The Business Owner's FAILURE to WARN of a Hazard in a Slip & Fall Accident

If the business owner knows or should have known of a dangerous condition on the premises that he or she knew was possible or "foreseeable" or could present a danger to patrons, then he or she is said to have a duty to exercise ordinary care in either:

1. removing the hazard; or
2  at the very least, warning of the hazard

The patron has an absolute right to assume that the business premises are reasonably safe unless there are obvious conditions or indications to the contrary of that assumption.  Let's explore the following case example:

A plaintiff entered a fast food type restaurant inside of a shopping mall and noticed one of the employees mopping up the floor, and saw at least one warning sign saying "Wet Floor | Caution."  After the plaintiff finished eating at the restaurant, she slipped and fell down causing herself bodily injury; she thinks she slipped on water even though she did not see any water prior to falling, but noticed after the fall, her clothes were wet.  After the fall, the plaintiff saw the same warning sign but no employees with mops or mopping the floor.  The manager of the fast food restaurant testified that the fall occurred outside the perimeter marked by any of the warning signs.  The expert for the slip and fall victim testified that the wet floor was slippery and thereby dangerous to walk on; and also, the slipperiness was increased due to the improper method of rinsing and drying the floor surface.  After the trial, the verdict was a victory to the fast food restaurant but the slip and fall victim appealed because she was not able to instruct the jury on the owner's duty to remedy or warn of the hazard.  The Appeal Court agreed, and held the fast food restaurant has a duty to use effective warning devices.

The above California case happened in 1986 and it formed the foundation of a modification to California jury instruction BAJI 8.01 which now reads:

"the owner of premises is under a duty to exercise ordinary care in the use, maintenance or management of such premises in order to avoid exposing persons to an unreasonable of harm.
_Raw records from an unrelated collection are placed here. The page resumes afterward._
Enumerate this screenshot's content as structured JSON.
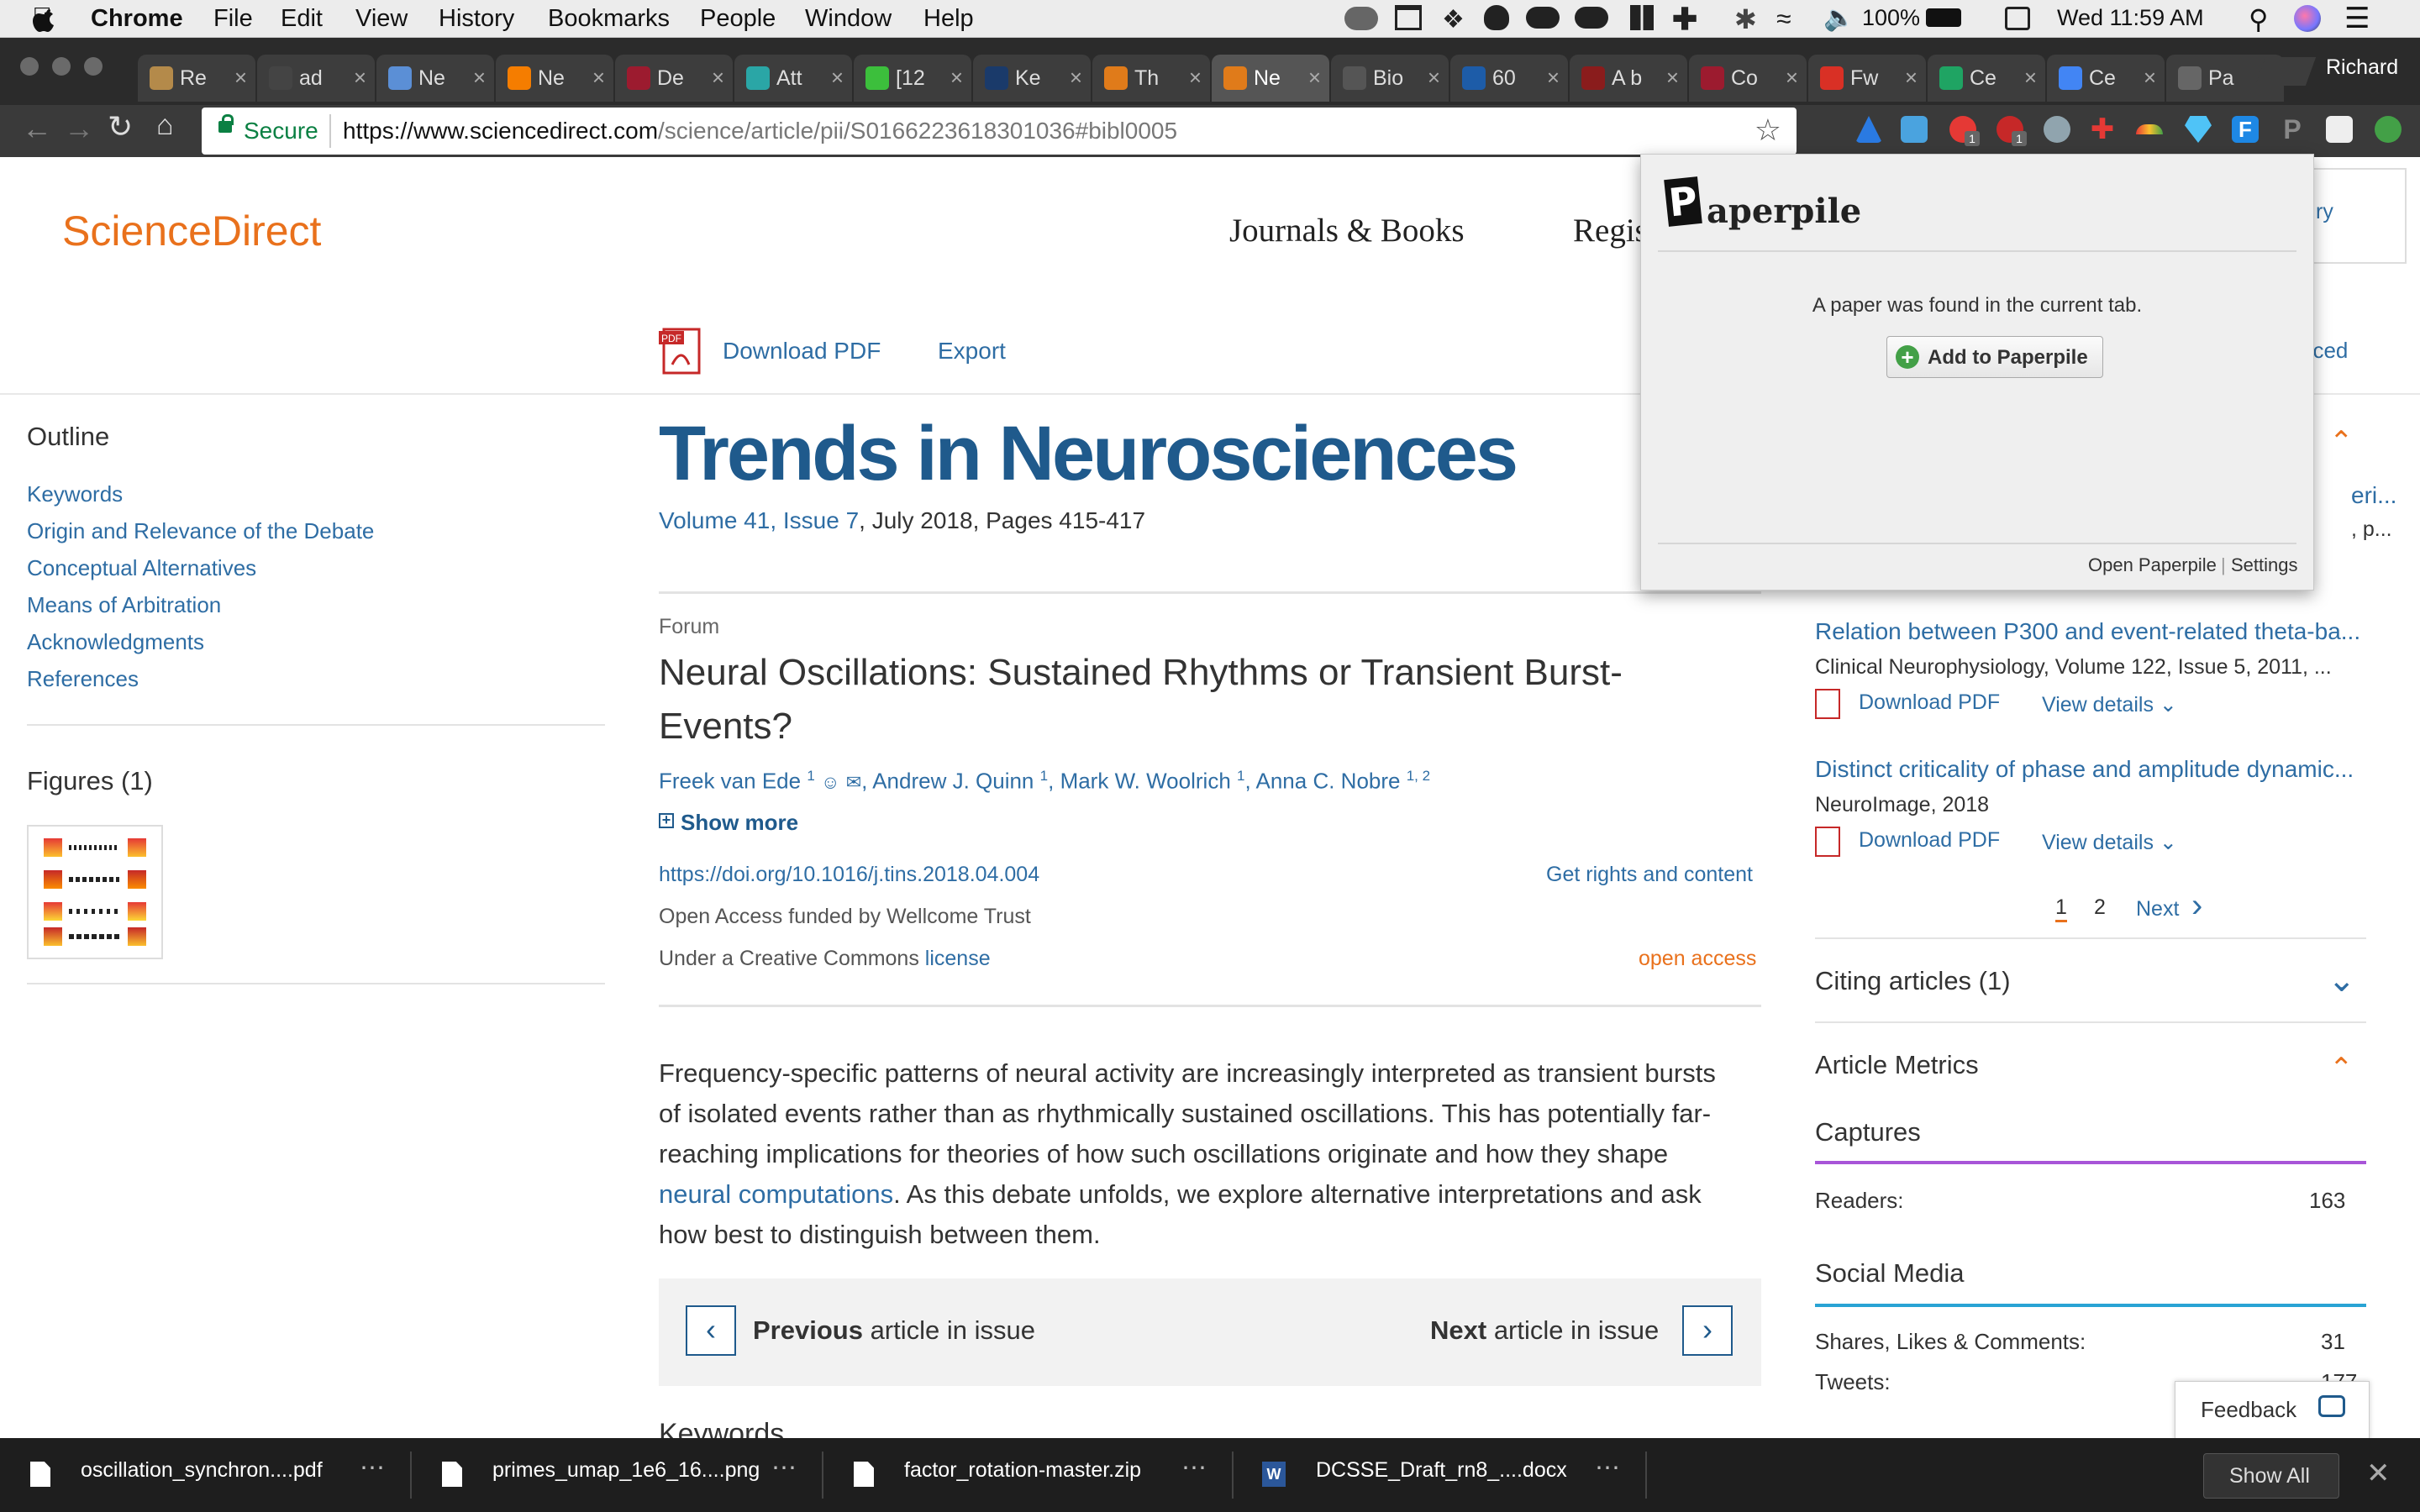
{
  "menubar": {
    "apple": "",
    "app": "Chrome",
    "items": [
      "File",
      "Edit",
      "View",
      "History",
      "Bookmarks",
      "People",
      "Window",
      "Help"
    ],
    "battery": "100%",
    "clock": "Wed 11:59 AM"
  },
  "tabs": [
    {
      "title": "Re",
      "color": "#b48a4a"
    },
    {
      "title": "ad",
      "color": "#444"
    },
    {
      "title": "Ne",
      "color": "#5b8fd6"
    },
    {
      "title": "Ne",
      "color": "#f57d00"
    },
    {
      "title": "De",
      "color": "#9c1b2f"
    },
    {
      "title": "Att",
      "color": "#2aa6a6"
    },
    {
      "title": "[12",
      "color": "#3cbf3c"
    },
    {
      "title": "Ke",
      "color": "#1a3a6a"
    },
    {
      "title": "Th",
      "color": "#e07b1a"
    },
    {
      "title": "Ne",
      "color": "#e07b1a"
    },
    {
      "title": "Bio",
      "color": "#555"
    },
    {
      "title": "60",
      "color": "#1d5ca8"
    },
    {
      "title": "A b",
      "color": "#8a1c1c"
    },
    {
      "title": "Co",
      "color": "#9c1b2f"
    },
    {
      "title": "Fw",
      "color": "#d93025"
    },
    {
      "title": "Ce",
      "color": "#1fa463"
    },
    {
      "title": "Ce",
      "color": "#4285f4"
    },
    {
      "title": "Pa",
      "color": "#666"
    }
  ],
  "profile_name": "Richard",
  "address": {
    "secure_label": "Secure",
    "url_host": "https://www.sciencedirect.com",
    "url_path": "/science/article/pii/S0166223618301036#bibl0005"
  },
  "extension_badges": [
    "1",
    "1"
  ],
  "site": {
    "logo": "ScienceDirect",
    "nav_journals": "Journals & Books",
    "nav_register": "Regis",
    "peek_right": "ry",
    "peek_advanced": "nced"
  },
  "actions": {
    "download_pdf": "Download PDF",
    "export": "Export"
  },
  "outline": {
    "title": "Outline",
    "items": [
      "Keywords",
      "Origin and Relevance of the Debate",
      "Conceptual Alternatives",
      "Means of Arbitration",
      "Acknowledgments",
      "References"
    ],
    "figures_title": "Figures (1)"
  },
  "journal": {
    "name": "Trends in Neurosciences",
    "volume_link": "Volume 41, Issue 7",
    "issue_rest": ", July 2018, Pages 415-417"
  },
  "article": {
    "type": "Forum",
    "title_line1": "Neural Oscillations: Sustained Rhythms or Transient Burst-",
    "title_line2": "Events?",
    "authors": [
      {
        "name": "Freek van Ede",
        "sup": "1"
      },
      {
        "name": "Andrew J. Quinn",
        "sup": "1"
      },
      {
        "name": "Mark W. Woolrich",
        "sup": "1"
      },
      {
        "name": "Anna C. Nobre",
        "sup": "1, 2"
      }
    ],
    "show_more": "Show more",
    "doi": "https://doi.org/10.1016/j.tins.2018.04.004",
    "rights": "Get rights and content",
    "funding": "Open Access funded by Wellcome Trust",
    "license_prefix": "Under a Creative Commons ",
    "license_link": "license",
    "open_access": "open access",
    "abstract_l1": "Frequency-specific patterns of neural activity are increasingly interpreted as transient bursts",
    "abstract_l2": "of isolated events rather than as rhythmically sustained oscillations. This has potentially far-",
    "abstract_l3": "reaching implications for theories of how such oscillations originate and how they shape",
    "abstract_l4_link": "neural computations",
    "abstract_l4_rest": ". As this debate unfolds, we explore alternative interpretations and ask",
    "abstract_l5": "how best to distinguish between them.",
    "prev_bold": "Previous",
    "prev_rest": " article in issue",
    "next_bold": "Next",
    "next_rest": " article in issue",
    "keywords_peek": "Keywords"
  },
  "recommended": {
    "item0_title": "eri...",
    "item0_meta": ", p...",
    "item1_title": "Relation between P300 and event-related theta-ba...",
    "item1_meta": "Clinical Neurophysiology, Volume 122, Issue 5, 2011, ...",
    "item2_title": "Distinct criticality of phase and amplitude dynamic...",
    "item2_meta": "NeuroImage, 2018",
    "download_pdf": "Download PDF",
    "view_details": "View details",
    "page1": "1",
    "page2": "2",
    "next": "Next"
  },
  "citing": {
    "label": "Citing articles (1)"
  },
  "metrics": {
    "title": "Article Metrics",
    "captures": "Captures",
    "readers_label": "Readers:",
    "readers_value": "163",
    "social": "Social Media",
    "shares_label": "Shares, Likes & Comments:",
    "shares_value": "31",
    "tweets_label": "Tweets:",
    "tweets_value": "177"
  },
  "feedback": "Feedback",
  "paperpile": {
    "logo_p": "P",
    "logo_rest": "aperpile",
    "message": "A paper was found in the current tab.",
    "add_button": "Add to Paperpile",
    "open": "Open Paperpile",
    "divider": "|",
    "settings": "Settings"
  },
  "downloads": {
    "files": [
      "oscillation_synchron....pdf",
      "primes_umap_1e6_16....png",
      "factor_rotation-master.zip",
      "DCSSE_Draft_rn8_....docx"
    ],
    "show_all": "Show All"
  },
  "colors": {
    "accent_orange": "#e9711c",
    "link_blue": "#2e6da4",
    "journal_blue": "#1f5a8c"
  }
}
Such duty exists whether the risk of harm is caused by the natural condition of such premises or by an artificial condition created on such premises."

The court rationalized that the owner of a business has a never-ending duty to keep the premises reasonably safe and to inspect for any potential hazards or defects.  Now, the business owner is not the absolute insurer of a patron's absolute safety, he or she owes an undisputed affirmative duty to exercise due reasonable care to keep all shopping aisles, floors and passageways in a safe type of condition, and at the same time, he or she must discover and then correct as soon as possible (reasonable time) and discovered dangerous conditions.

Retail store owners should always keep aisles free from clutter, and prevent the stocking of any unstable merchandise.  Thus, displays, shelving and aisles should be inspected on a regular basis and it is recommended they keep sweep logs.